Exact copies of the records below are required.
** Provided data follows **
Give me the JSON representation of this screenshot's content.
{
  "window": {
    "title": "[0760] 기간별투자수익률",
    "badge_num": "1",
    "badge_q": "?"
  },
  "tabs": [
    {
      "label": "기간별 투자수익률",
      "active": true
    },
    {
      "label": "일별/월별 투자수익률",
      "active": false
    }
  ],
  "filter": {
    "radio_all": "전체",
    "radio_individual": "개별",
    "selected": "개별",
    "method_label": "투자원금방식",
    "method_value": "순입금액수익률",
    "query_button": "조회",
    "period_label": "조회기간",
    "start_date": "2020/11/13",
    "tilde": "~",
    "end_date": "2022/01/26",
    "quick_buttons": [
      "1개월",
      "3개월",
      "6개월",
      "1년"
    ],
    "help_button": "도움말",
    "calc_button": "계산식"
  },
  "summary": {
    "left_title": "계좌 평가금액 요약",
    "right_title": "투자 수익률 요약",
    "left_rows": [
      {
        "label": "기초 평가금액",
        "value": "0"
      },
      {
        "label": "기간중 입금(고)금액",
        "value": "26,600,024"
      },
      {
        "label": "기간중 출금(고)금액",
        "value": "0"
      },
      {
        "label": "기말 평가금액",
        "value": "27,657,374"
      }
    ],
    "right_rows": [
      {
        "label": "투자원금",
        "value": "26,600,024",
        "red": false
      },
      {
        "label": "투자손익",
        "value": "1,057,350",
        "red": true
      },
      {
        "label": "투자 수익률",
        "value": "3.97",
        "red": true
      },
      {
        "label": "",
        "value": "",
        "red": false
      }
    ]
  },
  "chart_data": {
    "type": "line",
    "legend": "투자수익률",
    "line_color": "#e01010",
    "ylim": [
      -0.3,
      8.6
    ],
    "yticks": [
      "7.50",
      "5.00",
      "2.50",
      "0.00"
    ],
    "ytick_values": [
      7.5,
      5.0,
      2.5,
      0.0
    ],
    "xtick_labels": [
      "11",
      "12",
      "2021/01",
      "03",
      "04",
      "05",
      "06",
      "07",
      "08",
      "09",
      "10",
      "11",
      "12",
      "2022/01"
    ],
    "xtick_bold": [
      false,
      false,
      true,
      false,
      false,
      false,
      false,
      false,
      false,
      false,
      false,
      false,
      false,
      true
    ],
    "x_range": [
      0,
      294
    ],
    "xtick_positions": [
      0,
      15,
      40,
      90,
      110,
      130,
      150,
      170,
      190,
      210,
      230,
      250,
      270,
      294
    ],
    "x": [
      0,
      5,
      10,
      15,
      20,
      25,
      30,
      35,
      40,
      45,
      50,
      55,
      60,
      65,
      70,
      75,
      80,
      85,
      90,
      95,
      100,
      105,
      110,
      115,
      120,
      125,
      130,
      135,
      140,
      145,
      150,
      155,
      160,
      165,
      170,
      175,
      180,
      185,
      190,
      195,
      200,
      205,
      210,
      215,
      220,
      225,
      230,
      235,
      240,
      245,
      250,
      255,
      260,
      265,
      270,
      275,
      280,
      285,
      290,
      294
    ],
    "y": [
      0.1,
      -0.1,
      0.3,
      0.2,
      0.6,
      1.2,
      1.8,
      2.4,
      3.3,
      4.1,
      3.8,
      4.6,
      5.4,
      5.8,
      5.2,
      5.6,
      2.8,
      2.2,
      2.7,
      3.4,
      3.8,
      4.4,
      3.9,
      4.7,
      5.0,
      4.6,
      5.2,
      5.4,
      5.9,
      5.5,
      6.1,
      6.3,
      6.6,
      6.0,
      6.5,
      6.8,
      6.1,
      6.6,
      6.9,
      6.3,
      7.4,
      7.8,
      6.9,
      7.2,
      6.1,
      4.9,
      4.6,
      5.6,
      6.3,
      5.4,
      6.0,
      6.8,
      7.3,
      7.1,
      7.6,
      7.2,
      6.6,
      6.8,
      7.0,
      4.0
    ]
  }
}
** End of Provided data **
● **Completed exercise**:
Give me the JSON representation of this screenshot's content.
{
  "window": {
    "title": "[0760] 기간별투자수익률",
    "badge_num": "1",
    "badge_q": "?"
  },
  "tabs": [
    {
      "label": "기간별 투자수익률",
      "active": true
    },
    {
      "label": "일별/월별 투자수익률",
      "active": false
    }
  ],
  "filter": {
    "radio_all": "전체",
    "radio_individual": "개별",
    "selected": "개별",
    "method_label": "투자원금방식",
    "method_value": "순입금액수익률",
    "query_button": "조회",
    "period_label": "조회기간",
    "start_date": "2020/11/13",
    "tilde": "~",
    "end_date": "2022/01/26",
    "quick_buttons": [
      "1개월",
      "3개월",
      "6개월",
      "1년"
    ],
    "help_button": "도움말",
    "calc_button": "계산식"
  },
  "summary": {
    "left_title": "계좌 평가금액 요약",
    "right_title": "투자 수익률 요약",
    "left_rows": [
      {
        "label": "기초 평가금액",
        "value": "0"
      },
      {
        "label": "기간중 입금(고)금액",
        "value": "26,600,024"
      },
      {
        "label": "기간중 출금(고)금액",
        "value": "0"
      },
      {
        "label": "기말 평가금액",
        "value": "27,657,374"
      }
    ],
    "right_rows": [
      {
        "label": "투자원금",
        "value": "26,600,024",
        "red": false
      },
      {
        "label": "투자손익",
        "value": "1,057,350",
        "red": true
      },
      {
        "label": "투자 수익률",
        "value": "3.97",
        "red": true
      },
      {
        "label": "",
        "value": "",
        "red": false
      }
    ]
  },
  "chart_data": {
    "type": "line",
    "legend": "투자수익률",
    "line_color": "#e01010",
    "ylim": [
      -0.3,
      8.6
    ],
    "yticks": [
      "7.50",
      "5.00",
      "2.50",
      "0.00"
    ],
    "ytick_values": [
      7.5,
      5.0,
      2.5,
      0.0
    ],
    "xtick_labels": [
      "11",
      "12",
      "2021/01",
      "03",
      "04",
      "05",
      "06",
      "07",
      "08",
      "09",
      "10",
      "11",
      "12",
      "2022/01"
    ],
    "xtick_bold": [
      false,
      false,
      true,
      false,
      false,
      false,
      false,
      false,
      false,
      false,
      false,
      false,
      false,
      true
    ],
    "x_range": [
      0,
      294
    ],
    "xtick_positions": [
      0,
      15,
      40,
      90,
      110,
      130,
      150,
      170,
      190,
      210,
      230,
      250,
      270,
      294
    ],
    "x": [
      0,
      5,
      10,
      15,
      20,
      25,
      30,
      35,
      40,
      45,
      50,
      55,
      60,
      65,
      70,
      75,
      80,
      85,
      90,
      95,
      100,
      105,
      110,
      115,
      120,
      125,
      130,
      135,
      140,
      145,
      150,
      155,
      160,
      165,
      170,
      175,
      180,
      185,
      190,
      195,
      200,
      205,
      210,
      215,
      220,
      225,
      230,
      235,
      240,
      245,
      250,
      255,
      260,
      265,
      270,
      275,
      280,
      285,
      290,
      294
    ],
    "y": [
      0.1,
      -0.1,
      0.3,
      0.2,
      0.6,
      1.2,
      1.8,
      2.4,
      3.3,
      4.1,
      3.8,
      4.6,
      5.4,
      5.8,
      5.2,
      5.6,
      2.8,
      2.2,
      2.7,
      3.4,
      3.8,
      4.4,
      3.9,
      4.7,
      5.0,
      4.6,
      5.2,
      5.4,
      5.9,
      5.5,
      6.1,
      6.3,
      6.6,
      6.0,
      6.5,
      6.8,
      6.1,
      6.6,
      6.9,
      6.3,
      7.4,
      7.8,
      6.9,
      7.2,
      6.1,
      4.9,
      4.6,
      5.6,
      6.3,
      5.4,
      6.0,
      6.8,
      7.3,
      7.1,
      7.6,
      7.2,
      6.6,
      6.8,
      7.0,
      4.0
    ]
  }
}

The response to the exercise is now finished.